→ **Task**
The answer is every line in the data below that contains the word "actual".

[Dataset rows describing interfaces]
[Start of Attachment]

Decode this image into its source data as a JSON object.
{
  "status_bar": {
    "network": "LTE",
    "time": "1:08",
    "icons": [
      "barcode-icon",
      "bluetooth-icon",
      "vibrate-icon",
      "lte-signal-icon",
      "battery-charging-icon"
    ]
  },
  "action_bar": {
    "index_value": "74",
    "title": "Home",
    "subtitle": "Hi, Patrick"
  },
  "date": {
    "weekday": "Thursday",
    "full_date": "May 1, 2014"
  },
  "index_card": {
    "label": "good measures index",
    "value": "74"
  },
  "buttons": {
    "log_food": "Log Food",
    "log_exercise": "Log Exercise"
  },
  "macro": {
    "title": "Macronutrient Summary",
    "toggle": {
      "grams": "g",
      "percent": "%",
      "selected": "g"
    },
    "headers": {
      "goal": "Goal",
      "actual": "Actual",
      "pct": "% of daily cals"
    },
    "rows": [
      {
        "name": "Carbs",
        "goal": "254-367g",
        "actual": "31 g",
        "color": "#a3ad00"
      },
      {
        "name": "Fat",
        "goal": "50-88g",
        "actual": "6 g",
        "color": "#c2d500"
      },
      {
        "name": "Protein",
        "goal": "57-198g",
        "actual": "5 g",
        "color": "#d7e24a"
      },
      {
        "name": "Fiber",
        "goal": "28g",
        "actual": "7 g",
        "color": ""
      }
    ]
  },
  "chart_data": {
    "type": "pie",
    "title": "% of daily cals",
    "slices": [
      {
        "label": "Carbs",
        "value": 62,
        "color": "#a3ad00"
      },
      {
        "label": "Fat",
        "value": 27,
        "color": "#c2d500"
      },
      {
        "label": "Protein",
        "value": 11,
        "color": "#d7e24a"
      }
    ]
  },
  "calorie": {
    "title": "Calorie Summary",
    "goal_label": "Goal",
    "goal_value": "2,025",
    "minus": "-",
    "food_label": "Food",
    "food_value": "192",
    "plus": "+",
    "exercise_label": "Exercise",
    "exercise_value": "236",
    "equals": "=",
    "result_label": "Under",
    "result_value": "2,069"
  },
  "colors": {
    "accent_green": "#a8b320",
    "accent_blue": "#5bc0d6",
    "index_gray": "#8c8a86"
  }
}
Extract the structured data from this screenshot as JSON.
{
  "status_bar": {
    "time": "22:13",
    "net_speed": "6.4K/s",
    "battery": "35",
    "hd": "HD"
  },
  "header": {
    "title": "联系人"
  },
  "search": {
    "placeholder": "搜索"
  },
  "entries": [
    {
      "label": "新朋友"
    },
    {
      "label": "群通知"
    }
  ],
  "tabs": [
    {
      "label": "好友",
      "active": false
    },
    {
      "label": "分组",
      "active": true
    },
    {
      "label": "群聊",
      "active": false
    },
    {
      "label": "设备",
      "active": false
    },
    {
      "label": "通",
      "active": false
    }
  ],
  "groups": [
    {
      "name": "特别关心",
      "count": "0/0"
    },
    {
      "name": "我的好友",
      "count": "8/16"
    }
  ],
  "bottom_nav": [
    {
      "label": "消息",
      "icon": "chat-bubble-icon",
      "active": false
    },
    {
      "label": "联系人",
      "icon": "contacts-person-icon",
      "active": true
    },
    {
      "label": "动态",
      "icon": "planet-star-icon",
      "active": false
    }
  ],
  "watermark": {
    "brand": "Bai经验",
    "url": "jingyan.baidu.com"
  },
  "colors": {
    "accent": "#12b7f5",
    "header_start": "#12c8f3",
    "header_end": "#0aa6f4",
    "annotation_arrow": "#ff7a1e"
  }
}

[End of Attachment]

→ **Solved problem**
      "actual": "Actual",
        "actual": "31 g",
        "actual": "6 g",
        "actual": "5 g",
        "actual": "7 g",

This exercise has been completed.